→ **RECORDS SHOWN**:
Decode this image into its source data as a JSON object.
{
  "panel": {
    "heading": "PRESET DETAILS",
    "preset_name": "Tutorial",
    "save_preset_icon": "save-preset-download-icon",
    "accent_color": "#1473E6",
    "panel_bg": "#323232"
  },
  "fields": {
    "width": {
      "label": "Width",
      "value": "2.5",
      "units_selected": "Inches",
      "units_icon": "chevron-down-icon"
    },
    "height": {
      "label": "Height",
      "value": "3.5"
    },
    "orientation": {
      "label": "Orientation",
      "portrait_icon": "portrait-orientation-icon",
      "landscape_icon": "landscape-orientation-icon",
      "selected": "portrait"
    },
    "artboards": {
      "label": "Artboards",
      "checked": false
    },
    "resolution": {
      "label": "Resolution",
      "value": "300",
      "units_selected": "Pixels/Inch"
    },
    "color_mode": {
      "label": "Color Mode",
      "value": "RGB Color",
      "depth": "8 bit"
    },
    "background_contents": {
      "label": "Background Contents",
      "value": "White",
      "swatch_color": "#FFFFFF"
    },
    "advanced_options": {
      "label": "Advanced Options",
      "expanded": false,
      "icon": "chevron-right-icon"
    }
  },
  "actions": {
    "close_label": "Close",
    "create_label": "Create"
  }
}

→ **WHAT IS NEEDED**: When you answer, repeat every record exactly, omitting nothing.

→ **OUTPUT OF THE TASK**:
Decode this image into its source data as a JSON object.
{
  "panel": {
    "heading": "PRESET DETAILS",
    "preset_name": "Tutorial",
    "save_preset_icon": "save-preset-download-icon",
    "accent_color": "#1473E6",
    "panel_bg": "#323232"
  },
  "fields": {
    "width": {
      "label": "Width",
      "value": "2.5",
      "units_selected": "Inches",
      "units_icon": "chevron-down-icon"
    },
    "height": {
      "label": "Height",
      "value": "3.5"
    },
    "orientation": {
      "label": "Orientation",
      "portrait_icon": "portrait-orientation-icon",
      "landscape_icon": "landscape-orientation-icon",
      "selected": "portrait"
    },
    "artboards": {
      "label": "Artboards",
      "checked": false
    },
    "resolution": {
      "label": "Resolution",
      "value": "300",
      "units_selected": "Pixels/Inch"
    },
    "color_mode": {
      "label": "Color Mode",
      "value": "RGB Color",
      "depth": "8 bit"
    },
    "background_contents": {
      "label": "Background Contents",
      "value": "White",
      "swatch_color": "#FFFFFF"
    },
    "advanced_options": {
      "label": "Advanced Options",
      "expanded": false,
      "icon": "chevron-right-icon"
    }
  },
  "actions": {
    "close_label": "Close",
    "create_label": "Create"
  }
}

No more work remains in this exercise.